And they protested in sometimes unconventional ways.
Those rights are believed to be older than our country itself and date at least back to 1215 when King John of England agreed to the charter of Magna Carta.
So how people choose to exercise those rights is fine by me, no matter the content of their message.
That means freedom of speech for the ideas we hate. If I saw someone sitting for the anthem or not partaking in the customs and traditions we typically all take part in, I would not say a word. It’s not my, or anyone else’s, business how someone chooses to express themselves within the bounds of what’s legal.
Though there is US code on how to properly respect the flag and the national anthem, those laws do not carry with it any penalty that would be upheld by an court in the land.
The Supreme Court in Texas v. Johnson (the popular flag burning case) stated:
"Recognizing that the right to differ is the centerpiece of our First Amendment freedoms, a government cannot mandate by fiat a feeling of unity in its citizens. Therefore that very same government cannot carve out a symbol of unity and prescribe a set of approved messages to be associated with that symbol."
Also, the 19th century English Philosopher John Stuart Mill developed the “harm principle” which states, “That the only purpose for which power can be rightfully exercised over any member of a civilised community, against his will, is to prevent harm to others.”
Kaepernick’s actions, while causing some emotional distress for the “PC bros” like Clay Travis in the media and online, did not actually do anything to physically harm the lives of those around him.
There was a point in my life prior to my military service when Kaepernick’s actions would infuriate me. And I probably would’ve joined in the chorus denouncing him.
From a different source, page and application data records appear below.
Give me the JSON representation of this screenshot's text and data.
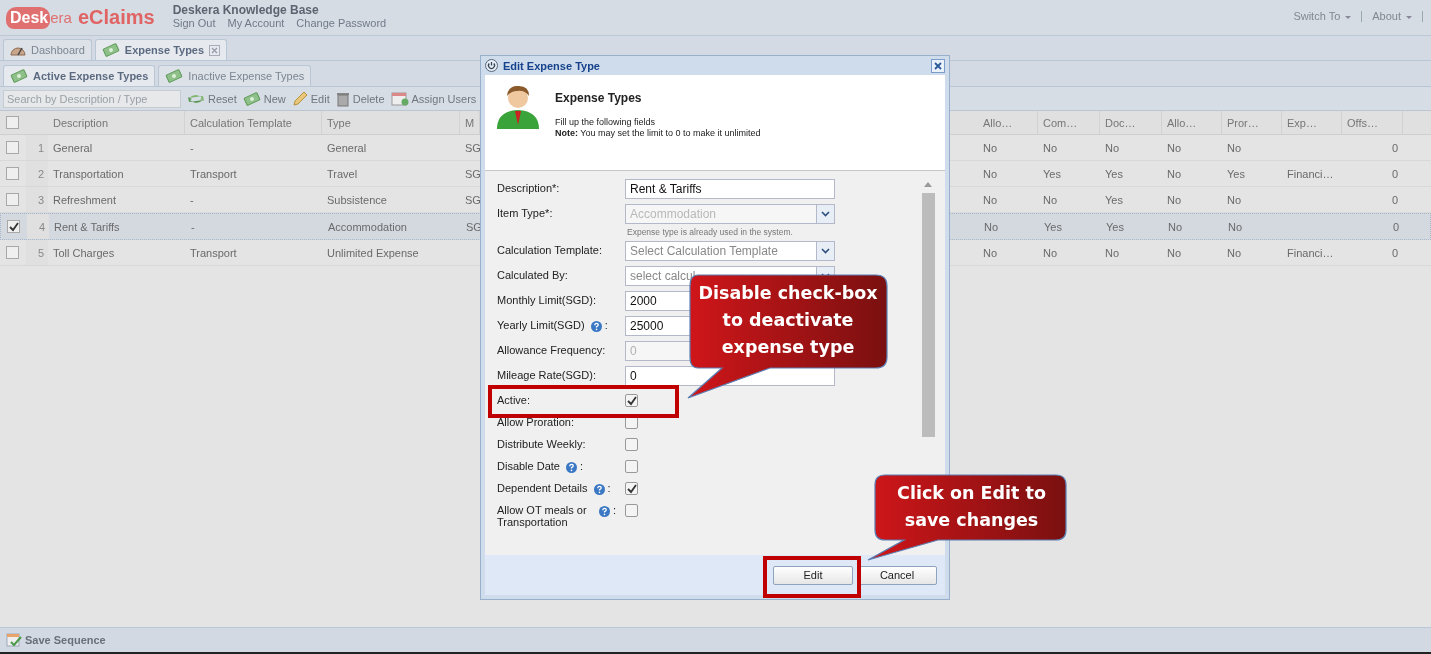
{
  "header": {
    "logo_mark": "Desk",
    "logo_rest": "era",
    "product": "eClaims",
    "title": "Deskera Knowledge Base",
    "links": [
      "Sign Out",
      "My Account",
      "Change Password"
    ],
    "menus": [
      "Switch To",
      "About"
    ]
  },
  "tabs": [
    {
      "label": "Dashboard",
      "kind": "dashboard",
      "selected": false,
      "closable": false
    },
    {
      "label": "Expense Types",
      "kind": "money",
      "selected": true,
      "closable": true
    }
  ],
  "subtabs": [
    {
      "label": "Active Expense Types",
      "selected": true
    },
    {
      "label": "Inactive Expense Types",
      "selected": false
    }
  ],
  "toolbar": {
    "search_placeholder": "Search by Description / Type",
    "buttons": [
      {
        "label": "Reset",
        "kind": "reset"
      },
      {
        "label": "New",
        "kind": "new"
      },
      {
        "label": "Edit",
        "kind": "edit"
      },
      {
        "label": "Delete",
        "kind": "delete"
      },
      {
        "label": "Assign Users",
        "kind": "assign"
      }
    ]
  },
  "grid": {
    "left_columns": [
      "Description",
      "Calculation Template",
      "Type",
      "M"
    ],
    "right_columns": [
      "Allo…",
      "Com…",
      "Doc…",
      "Allo…",
      "Pror…",
      "Exp…",
      "Offs…"
    ],
    "all_selected": false,
    "rows": [
      {
        "number": "1",
        "selected": false,
        "description": "General",
        "template": "-",
        "type": "General",
        "m": "SG",
        "allo": "No",
        "com": "No",
        "doc": "No",
        "allo2": "No",
        "pror": "No",
        "offs": "0"
      },
      {
        "number": "2",
        "selected": false,
        "description": "Transportation",
        "template": "Transport",
        "type": "Travel",
        "m": "SG",
        "allo": "No",
        "com": "Yes",
        "doc": "Yes",
        "allo2": "No",
        "pror": "Yes",
        "exp": "Financi…",
        "offs": "0"
      },
      {
        "number": "3",
        "selected": false,
        "description": "Refreshment",
        "template": "-",
        "type": "Subsistence",
        "m": "SG",
        "allo": "No",
        "com": "No",
        "doc": "Yes",
        "allo2": "No",
        "pror": "No",
        "offs": "0"
      },
      {
        "number": "4",
        "selected": true,
        "description": "Rent & Tariffs",
        "template": "-",
        "type": "Accommodation",
        "m": "SG",
        "allo": "No",
        "com": "Yes",
        "doc": "Yes",
        "allo2": "No",
        "pror": "No",
        "offs": "0"
      },
      {
        "number": "5",
        "selected": false,
        "description": "Toll Charges",
        "template": "Transport",
        "type": "Unlimited Expense",
        "allo": "No",
        "com": "No",
        "doc": "No",
        "allo2": "No",
        "pror": "No",
        "exp": "Financi…",
        "offs": "0"
      }
    ]
  },
  "footer": {
    "label": "Save Sequence"
  },
  "dialog": {
    "title": "Edit Expense Type",
    "heading": "Expense Types",
    "intro": "Fill up the following fields",
    "note": "**Note:** You may set the limit to 0 to make it unlimited",
    "fields": [
      {
        "kind": "text",
        "label": "Description*:",
        "value": "Rent & Tariffs",
        "disabled": false
      },
      {
        "kind": "combo",
        "label": "Item Type*:",
        "value": "Accommodation",
        "disabled": true,
        "hint": "Expense type is already used in the system."
      },
      {
        "kind": "combo",
        "label": "Calculation Template:",
        "placeholder": "Select Calculation Template",
        "disabled": false
      },
      {
        "kind": "combo",
        "label": "Calculated By:",
        "placeholder": "select calcul",
        "disabled": false
      },
      {
        "kind": "text",
        "label": "Monthly Limit(SGD):",
        "value": "2000",
        "disabled": false
      },
      {
        "kind": "text",
        "label": "Yearly Limit(SGD)",
        "help": true,
        "suffix": ":",
        "value": "25000",
        "disabled": false
      },
      {
        "kind": "text",
        "label": "Allowance Frequency:",
        "value": "0",
        "disabled": true
      },
      {
        "kind": "text",
        "label": "Mileage Rate(SGD):",
        "value": "0",
        "disabled": false
      },
      {
        "kind": "checkbox",
        "label": "Active:",
        "checked": true
      },
      {
        "kind": "checkbox",
        "label": "Allow Proration:",
        "checked": false
      },
      {
        "kind": "checkbox",
        "label": "Distribute Weekly:",
        "checked": false
      },
      {
        "kind": "checkbox",
        "label": "Disable Date",
        "help": true,
        "suffix": ":",
        "checked": false
      },
      {
        "kind": "checkbox",
        "label": "Dependent Details",
        "help": true,
        "suffix": ":",
        "checked": true
      },
      {
        "kind": "checkbox",
        "label": "Allow OT meals or Transportation",
        "help": true,
        "suffix": ":",
        "checked": false
      }
    ],
    "buttons": [
      "Edit",
      "Cancel"
    ]
  },
  "callouts": [
    {
      "text": "Disable check-box to deactivate expense type",
      "kind": "checkbox"
    },
    {
      "text": "Click on Edit to save changes",
      "kind": "button"
    }
  ]
}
But I was fortunate enough to travel the world and see how others live, and I took that opportunity to learn about the repressive regimes of the countries and organizations we are (and were) at war with.
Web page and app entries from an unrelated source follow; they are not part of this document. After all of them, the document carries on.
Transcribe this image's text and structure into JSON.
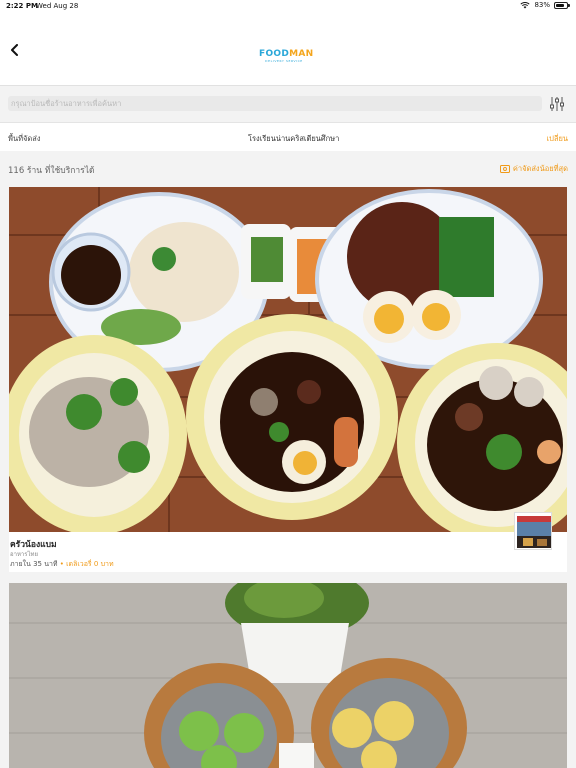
{
  "status": {
    "time": "2:22 PM",
    "date": "Wed Aug 28",
    "battery": "83%",
    "battery_level": 0.83
  },
  "nav": {
    "back_icon": "chevron-left-icon",
    "logo_part1": "FOOD",
    "logo_part2": "MAN",
    "logo_sub": "DELIVERY SERVICE"
  },
  "search": {
    "placeholder": "กรุณาป้อนชื่อร้านอาหารเพื่อค้นหา",
    "filter_icon": "sliders-icon"
  },
  "delivery": {
    "label": "พื้นที่จัดส่ง",
    "value": "โรงเรียนน่านคริสเตียนศึกษา",
    "change": "เปลี่ยน"
  },
  "results": {
    "count_text": "116 ร้าน ที่ใช้บริการได้",
    "sort_label": "ค่าจัดส่งน้อยที่สุด",
    "sort_icon": "money-icon"
  },
  "restaurants": [
    {
      "name": "ครัวน้องแบม",
      "cuisine": "อาหารไทย",
      "time": "ภายใน 35 นาที",
      "separator": "•",
      "fee": "เดลิเวอรี่ 0 บาท"
    }
  ],
  "colors": {
    "accent": "#f09a18",
    "brand_blue": "#2aa7d8"
  }
}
In the clamor and hysteria of his actions this weekend, people would do well to realize that the very actions Kaepernick expressed in protesting our national symbols could get you killed in places like the Islamic State or other overtly oppressive regimes in the Middle East.
Still, they have a right to criticize him. And that’s what sets us apart from our enemies.
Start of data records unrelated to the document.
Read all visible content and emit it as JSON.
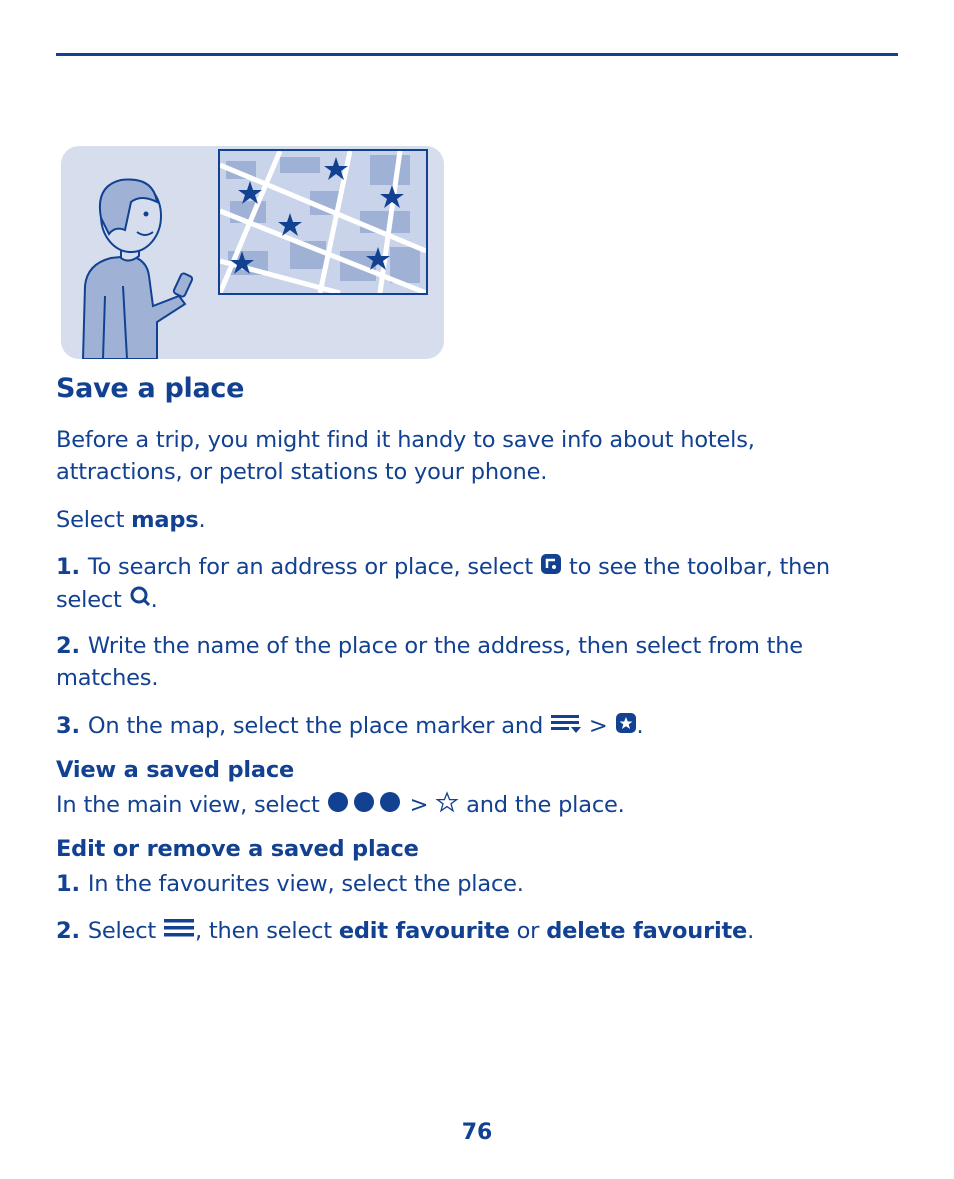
{
  "header": {
    "rule_color": "#124191"
  },
  "illustration": {
    "description": "man-holding-phone-looking-at-map-with-star-markers",
    "star_count": 6
  },
  "section": {
    "title": "Save a place",
    "intro_line1": "Before a trip, you might find it handy to save info about hotels,",
    "intro_line2": "attractions, or petrol stations to your phone.",
    "select_prefix": "Select ",
    "select_app": "maps",
    "select_suffix": "."
  },
  "steps": [
    {
      "num": "1.",
      "text_a": "To search for an address or place, select ",
      "icon1": "toolbar-toggle-icon",
      "text_b": " to see the toolbar, then",
      "text_c": "select ",
      "icon2": "search-icon",
      "text_d": "."
    },
    {
      "num": "2.",
      "text_a": "Write the name of the place or the address, then select from the",
      "text_b": "matches."
    },
    {
      "num": "3.",
      "text_a": "On the map, select the place marker and ",
      "icon1": "options-menu-icon",
      "sep": " > ",
      "icon2": "favourite-star-button-icon",
      "text_b": "."
    }
  ],
  "view_saved": {
    "title": "View a saved place",
    "text_a": "In the main view, select ",
    "icon1": "more-dots-icon",
    "sep": " > ",
    "icon2": "star-outline-icon",
    "text_b": " and the place."
  },
  "edit_saved": {
    "title": "Edit or remove a saved place",
    "steps": [
      {
        "num": "1.",
        "text": "In the favourites view, select the place."
      },
      {
        "num": "2.",
        "text_a": "Select ",
        "icon": "menu-icon",
        "text_b": ", then select ",
        "bold1": "edit favourite",
        "text_c": " or ",
        "bold2": "delete favourite",
        "text_d": "."
      }
    ]
  },
  "footer": {
    "page_number": "76"
  },
  "colors": {
    "text": "#124191",
    "illustration_bg": "#d6deee",
    "map_block": "#9fb2d6"
  }
}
Kaepernick knows very well the consequences of his actions. But I think it’s rather unfortunate his overall message is obscured by his actions. And for that I do not fully agree with everything he did, if only because no one is talking about the message.
Professional athletes are in a unique position due to their standing in society that allows them to cast a greater net. They should use it for the better.
But fans only want their pro athletes to entertain them, not actually act like human beings with feelings and emotions.
Part of the reason we are not talking about the message is because the topic is not a politically correct topic to discuss among a large percentage of the population who wish to whitewash our society’s problems away. It’s unfortunate that we’re having a conversation about what is and is not the patriotic, right thing to do at a sporting event.
I certainly don’t speak for all service members, especially those who have fought and died for this country. But I can say unequivocally that exercising our rights and liberties is the most respectful thing an individual can do to show their support for our military, this country’s traditions, and our national symbols.
Asking anyone do to do otherwise is anathema to the very ideas my brothers and sisters defend every day across the world.
All statistics, records and accolades courtesy of Pro Football Reference unless otherwise indicated.